The events from the book of Judges dating to the XII-XVI century A.D. had initially been shifted to the VII-IX century A.D. by the chronologists
352(2)
The Biblical Moab and the mediaeval Moaviya
352(1)
The Biblical Abimelech and the ``ancient'' warlord Pyrrhus were both killed by a woman. The weapon used in both cases was a stone that had inflicted a mortal cranial wound
352(2)
Further events of the Judges epoch (the XII-XVI century A.D.), which were initially shifted to 900-924 A.D. by the chronologists
354(6)
The war with the Benjamites as the Trojan (Gothic) War
354(5)
The sacrifice of the Biblical Jephthah's daughter as a reflection of the sacrifice of Iphigenia, Agamemnon's daughter
359(1)
The events of the XII-XVI century A.D. as described in Judges, Samuel, Ruth and the Kings were initially shifted into 925-1053 A.D. by the chronologists
360(7)
Saul, David and Solomon vs. Sulla, Caesar and Pompey. The rape of the daughters of Shiloh as the rape of the Sabines
360(1)
The Biblical Arc of the Covenant and the Mohammedan Qa'aba
361(1)
Saul, David and Solomon.
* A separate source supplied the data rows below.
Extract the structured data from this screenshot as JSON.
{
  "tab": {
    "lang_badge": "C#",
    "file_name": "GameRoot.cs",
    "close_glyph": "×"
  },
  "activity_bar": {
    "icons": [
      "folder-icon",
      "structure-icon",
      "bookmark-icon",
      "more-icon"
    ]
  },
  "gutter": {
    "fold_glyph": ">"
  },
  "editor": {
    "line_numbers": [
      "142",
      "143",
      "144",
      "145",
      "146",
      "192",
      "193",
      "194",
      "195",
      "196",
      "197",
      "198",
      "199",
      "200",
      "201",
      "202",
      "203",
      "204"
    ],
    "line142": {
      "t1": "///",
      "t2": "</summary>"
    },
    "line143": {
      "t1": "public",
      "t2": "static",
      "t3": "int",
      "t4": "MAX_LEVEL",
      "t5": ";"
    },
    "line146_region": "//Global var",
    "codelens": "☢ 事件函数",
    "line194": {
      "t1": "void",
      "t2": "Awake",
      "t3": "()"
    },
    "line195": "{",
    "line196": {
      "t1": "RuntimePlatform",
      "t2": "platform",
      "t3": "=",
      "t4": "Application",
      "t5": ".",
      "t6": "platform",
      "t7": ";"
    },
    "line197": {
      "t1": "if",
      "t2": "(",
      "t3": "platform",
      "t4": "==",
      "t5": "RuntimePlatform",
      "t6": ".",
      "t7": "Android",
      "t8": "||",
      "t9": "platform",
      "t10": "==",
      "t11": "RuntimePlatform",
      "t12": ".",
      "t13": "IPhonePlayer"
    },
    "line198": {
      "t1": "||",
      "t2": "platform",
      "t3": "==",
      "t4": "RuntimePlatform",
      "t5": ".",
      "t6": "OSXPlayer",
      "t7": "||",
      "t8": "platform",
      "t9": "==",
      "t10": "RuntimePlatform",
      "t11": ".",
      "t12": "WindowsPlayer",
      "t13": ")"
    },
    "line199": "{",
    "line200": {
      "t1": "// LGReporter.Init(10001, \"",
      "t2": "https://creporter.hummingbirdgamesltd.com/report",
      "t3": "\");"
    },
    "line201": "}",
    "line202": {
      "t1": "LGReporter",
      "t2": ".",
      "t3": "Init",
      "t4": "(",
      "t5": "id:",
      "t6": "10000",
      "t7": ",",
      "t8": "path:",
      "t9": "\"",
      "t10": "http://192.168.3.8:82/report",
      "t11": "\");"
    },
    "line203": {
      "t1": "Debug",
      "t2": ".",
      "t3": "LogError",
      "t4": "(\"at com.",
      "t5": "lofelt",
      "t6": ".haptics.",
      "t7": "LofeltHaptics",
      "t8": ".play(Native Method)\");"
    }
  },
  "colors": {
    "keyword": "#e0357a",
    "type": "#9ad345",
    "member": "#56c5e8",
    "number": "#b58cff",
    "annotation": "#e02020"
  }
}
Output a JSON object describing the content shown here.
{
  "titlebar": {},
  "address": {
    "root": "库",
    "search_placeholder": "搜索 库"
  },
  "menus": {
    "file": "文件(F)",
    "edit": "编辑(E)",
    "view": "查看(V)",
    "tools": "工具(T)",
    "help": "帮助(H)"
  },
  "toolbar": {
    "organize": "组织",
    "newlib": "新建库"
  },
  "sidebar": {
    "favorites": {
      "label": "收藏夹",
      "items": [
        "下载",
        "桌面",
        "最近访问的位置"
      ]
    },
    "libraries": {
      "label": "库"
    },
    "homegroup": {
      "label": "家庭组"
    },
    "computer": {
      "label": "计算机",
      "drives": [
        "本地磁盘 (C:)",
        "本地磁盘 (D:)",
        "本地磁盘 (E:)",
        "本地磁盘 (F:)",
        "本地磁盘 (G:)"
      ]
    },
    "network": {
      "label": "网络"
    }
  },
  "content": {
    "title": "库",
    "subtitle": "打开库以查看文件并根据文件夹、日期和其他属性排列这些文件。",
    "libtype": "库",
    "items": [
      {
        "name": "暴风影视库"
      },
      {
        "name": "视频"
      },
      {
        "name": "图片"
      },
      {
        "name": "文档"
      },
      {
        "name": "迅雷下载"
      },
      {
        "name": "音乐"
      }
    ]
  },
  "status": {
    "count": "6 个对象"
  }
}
The Temple of Solomon as the Temple of Hagia Sophia in Czar-Grad
362(1)
The Biblical queen of Sheba as the Russian Princess Olga
362(5)
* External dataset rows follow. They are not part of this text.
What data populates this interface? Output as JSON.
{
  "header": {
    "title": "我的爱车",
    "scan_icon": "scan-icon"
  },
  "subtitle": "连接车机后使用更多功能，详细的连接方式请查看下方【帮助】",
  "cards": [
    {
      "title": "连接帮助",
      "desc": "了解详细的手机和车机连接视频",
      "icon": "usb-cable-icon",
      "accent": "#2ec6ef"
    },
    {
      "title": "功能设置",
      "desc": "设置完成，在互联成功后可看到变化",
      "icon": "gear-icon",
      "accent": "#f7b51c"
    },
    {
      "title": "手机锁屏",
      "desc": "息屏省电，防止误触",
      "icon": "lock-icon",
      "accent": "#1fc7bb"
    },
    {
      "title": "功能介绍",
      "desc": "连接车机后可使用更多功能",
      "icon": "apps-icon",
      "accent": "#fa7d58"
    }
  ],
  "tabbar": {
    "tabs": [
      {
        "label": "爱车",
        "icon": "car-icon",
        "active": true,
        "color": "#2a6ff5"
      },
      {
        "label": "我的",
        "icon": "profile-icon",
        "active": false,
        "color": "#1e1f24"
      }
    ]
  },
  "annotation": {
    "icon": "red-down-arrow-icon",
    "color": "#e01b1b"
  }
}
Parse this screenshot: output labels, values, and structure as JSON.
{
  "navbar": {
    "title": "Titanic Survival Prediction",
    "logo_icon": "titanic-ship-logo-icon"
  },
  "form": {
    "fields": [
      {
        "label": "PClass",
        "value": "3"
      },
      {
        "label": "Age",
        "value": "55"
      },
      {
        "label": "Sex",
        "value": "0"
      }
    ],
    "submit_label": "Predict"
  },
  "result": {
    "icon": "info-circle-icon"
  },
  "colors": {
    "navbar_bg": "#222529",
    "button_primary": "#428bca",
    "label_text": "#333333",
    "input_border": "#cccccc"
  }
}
The history of the Kingdom of Judah of the XIII-XVI century A.D. had initially been shifted to the XI-XIII century A.D. by the chronologists
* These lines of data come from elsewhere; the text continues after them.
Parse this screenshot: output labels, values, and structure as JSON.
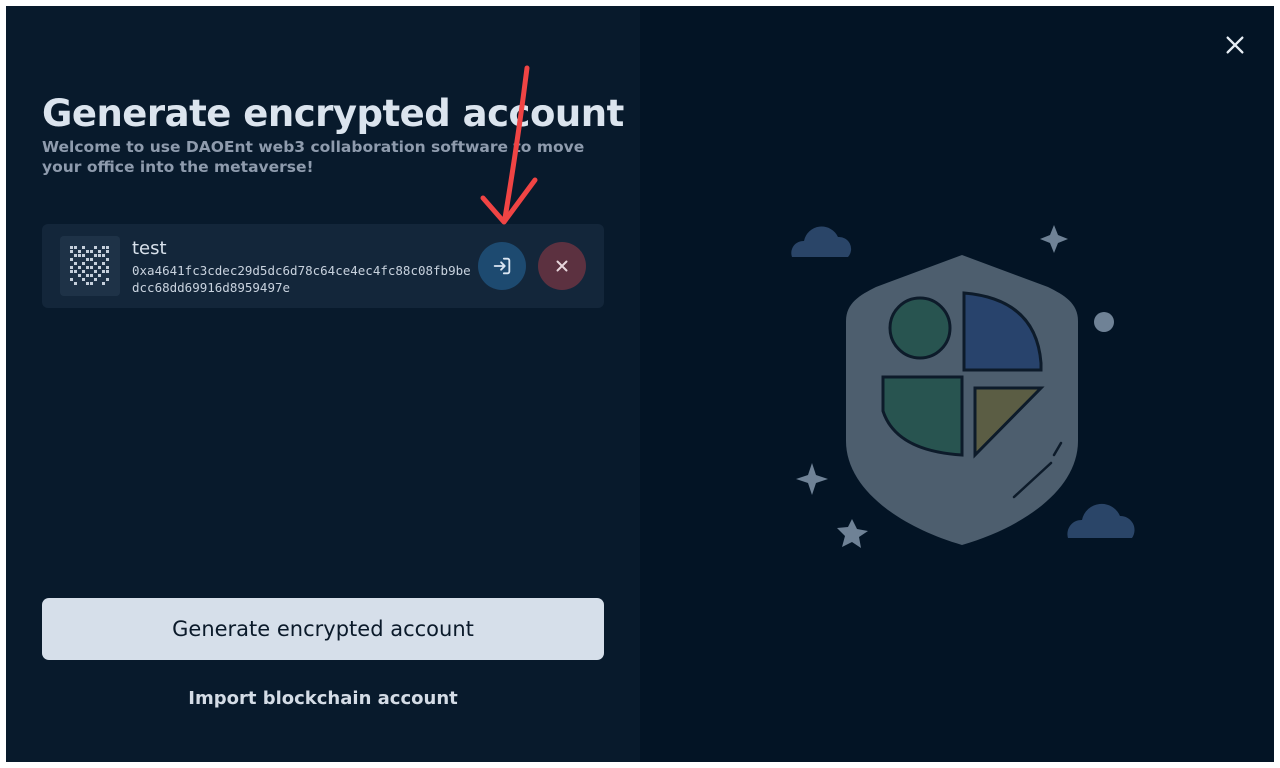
{
  "header": {
    "title": "Generate encrypted account",
    "subtitle": "Welcome to use DAOEnt web3 collaboration software to move your office into the metaverse!"
  },
  "accounts": [
    {
      "name": "test",
      "address": "0xa4641fc3cdec29d5dc6d78c64ce4ec4fc88c08fb9bedcc68dd69916d8959497e",
      "login_icon": "login-icon",
      "remove_icon": "close-icon"
    }
  ],
  "actions": {
    "generate_label": "Generate encrypted account",
    "import_label": "Import blockchain account"
  },
  "window": {
    "close_icon": "close-icon"
  },
  "illustration": {
    "name": "security-shield-illustration"
  },
  "colors": {
    "background": "#081a2c",
    "card": "#13263a",
    "login_button": "#1d4a70",
    "remove_button": "#5c3140",
    "primary_button": "#d6dfea",
    "annotation_arrow": "#f04444"
  }
}
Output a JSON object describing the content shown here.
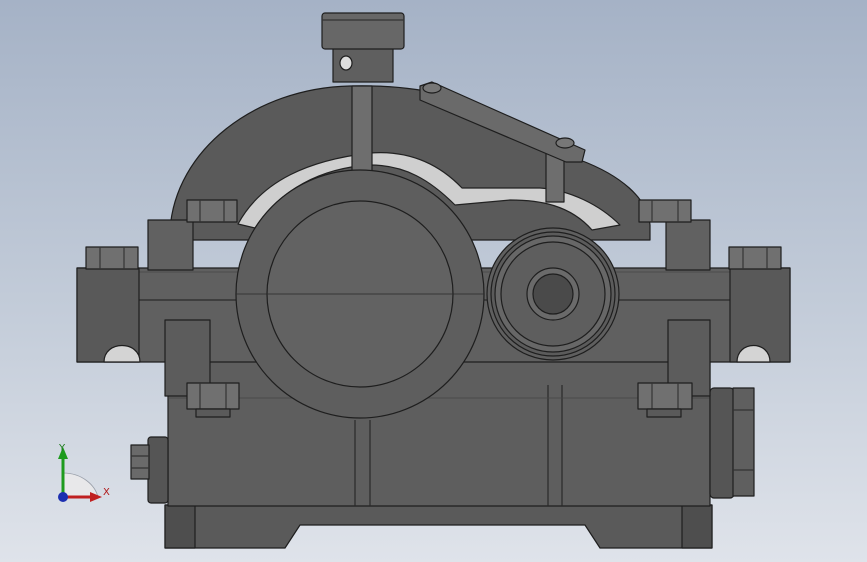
{
  "viewport": {
    "background_top": "#a5b2c6",
    "background_bottom": "#dfe3ea"
  },
  "model": {
    "body_color": "#5d5d5d",
    "dark_color": "#3c3c3c",
    "highlight_color": "#cfcfcf"
  },
  "triad": {
    "y_label": "Y",
    "x_label": "X",
    "y_color": "#1e9b1e",
    "x_color": "#c02020",
    "z_color": "#1c2fb0"
  }
}
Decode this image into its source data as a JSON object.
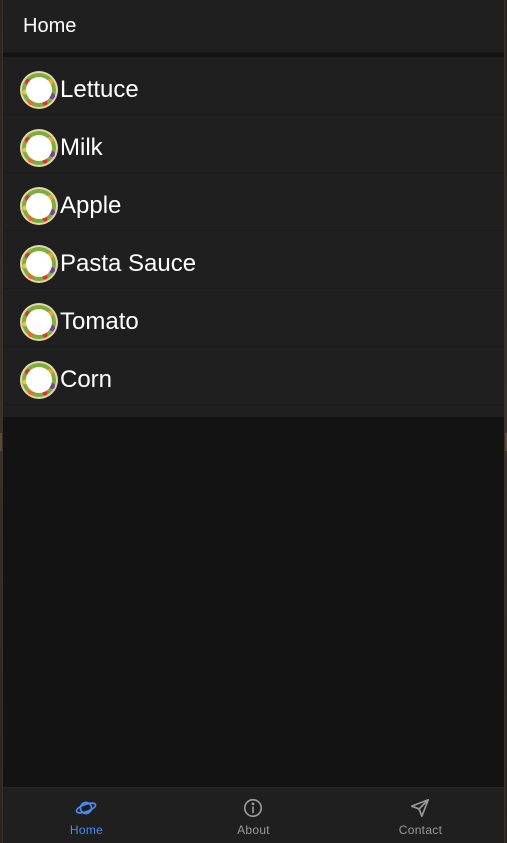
{
  "header": {
    "title": "Home"
  },
  "list": {
    "items": [
      {
        "label": "Lettuce",
        "icon": "vegetable-wreath-icon"
      },
      {
        "label": "Milk",
        "icon": "vegetable-wreath-icon"
      },
      {
        "label": "Apple",
        "icon": "vegetable-wreath-icon"
      },
      {
        "label": "Pasta Sauce",
        "icon": "vegetable-wreath-icon"
      },
      {
        "label": "Tomato",
        "icon": "vegetable-wreath-icon"
      },
      {
        "label": "Corn",
        "icon": "vegetable-wreath-icon"
      }
    ]
  },
  "tabs": [
    {
      "label": "Home",
      "icon": "planet-icon",
      "selected": true
    },
    {
      "label": "About",
      "icon": "info-circle-icon",
      "selected": false
    },
    {
      "label": "Contact",
      "icon": "send-icon",
      "selected": false
    }
  ],
  "colors": {
    "accent": "#4d8bf0",
    "header_bg": "#1f1f1f",
    "content_bg": "#131313",
    "inactive_tab": "#9a9a9a"
  }
}
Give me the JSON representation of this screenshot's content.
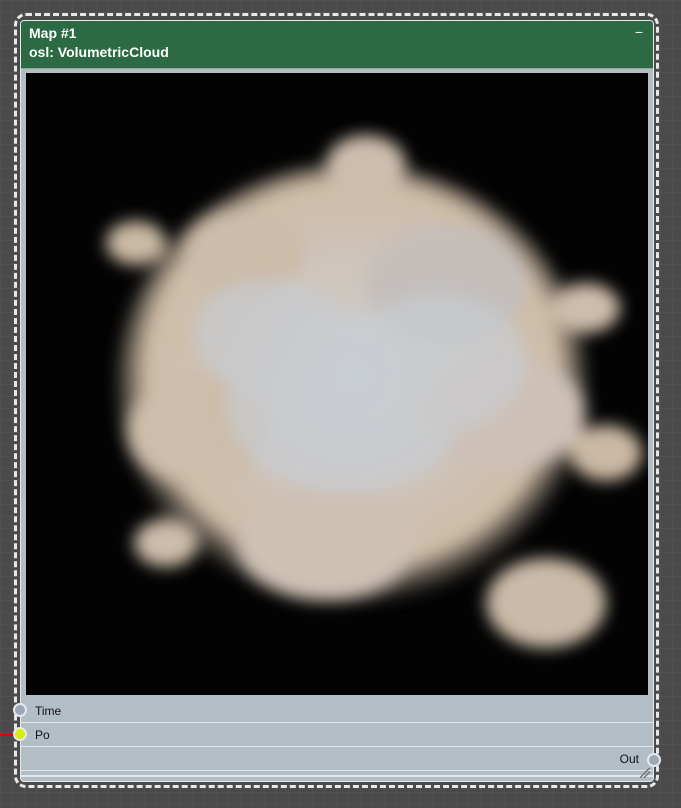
{
  "node": {
    "title": "Map #1",
    "subtitle": "osl: VolumetricCloud",
    "minimize_label": "−"
  },
  "ports": {
    "inputs": [
      {
        "label": "Time"
      },
      {
        "label": "Po"
      }
    ],
    "outputs": [
      {
        "label": "Out"
      }
    ]
  },
  "icons": {
    "minimize": "minimize-icon",
    "resize": "resize-grip-icon",
    "input_socket": "socket-icon",
    "output_socket": "socket-icon"
  },
  "colors": {
    "header": "#2c6a43",
    "body": "#b3bdc6",
    "socket_time": "#9aa8b6",
    "socket_po": "#d7ef10",
    "wire": "#e00000"
  }
}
367(24)
A reign duration superimposition of the Judaic kingdom and the Eastern, or Byzantine, part of the Third Roman Empire
367(7)
The biographical parallelism between the Judean kingdom and the Third Roman Empire in the East
374(17)
The end of the Kingdom of Judah and the Babylon Captivity were shifted into distant past by the Chronologists
391(8)
The Biblical Babylonian captivity reflected as the Avignon captivity in the allegedly French and Roman mediaeval chronicles
399(3)
Why the era of Hijrah (Hegira) is counted from the VII century A.D.
402(7)
A brief overview
402(2)
On the history of the Koran
404(1)
The Biblical Ark and the Muslim Qa'aba
405(4)
In re the Biblical books of Samuel, Kings and Chronicles
409(4)
Annexes
The methods of discovering discrepancies in random processes and their application to the analysis of historical texts
413(3)
The discovery of homogeneous and heterogeneous fragments inside Russian, Roman and Greek chronicles, as well as the Bible
416(9)
Introduction
416(1)
Discrepancies in Russian chronicles
417(3)
Discrepancies in the works of Titus Livy and Baronius
420(1)
Discrepancies in the ``History'' of Herodotus and the ``History'' of Tacitus
420(1)
Discrepancies in the Bible
421(4)
The authorial invariant in Russian literary texts. Its application: who was the real author of the ``Quiet Don''?
425(20)
Commentary by A. T. Fomenko
425(1)
Introduction. A brief excursus into the history of the problem
425(1)
The definition of an authorial invariant
426(1)
Our approach. Samples and steps. The evolution of a parameter along the narrative
427(1)
The experiment in action. The list of parameters studied
428(1)
The list of authors and works studied
429(2)
The calculation experiment
431(1)
The results of the experiment
431(1)
Function word usage frequency as the authorial invariant
432(1)
Quantitative examples
433(2)
The possible uses of the authorial invariant. Its potential for the discovery of plagiarisms
435(1)
The statistical analysis of the works of M. A. Sholokhov. The authorial invariant of ``The Quiet Don'' is drastically different from the authorial invariant of all the other works written by M.A. Sholokhov
436(4)
Observations of a secondary nature. Chronology and volume of Sholokhov's publications
440(2)
The analysis of several texts
442(1)
F. D. Kryukov
A detailed table of function word distribution in M. A. Sholokhov's texts
443(1)
Bibliography to Annex 3
443(2)
Literary and archaeological falsifications
445(12)
Literary forgeries
445(4)
Archaeological forgeries
449(8)
Tables to Annex 2
The chapter volume function in the ``History'' of Herodotus
457(6)
The chapter volume function in the Bible (standard canonical chapters)
463(14)
The complete bibliography to the seven volumes 477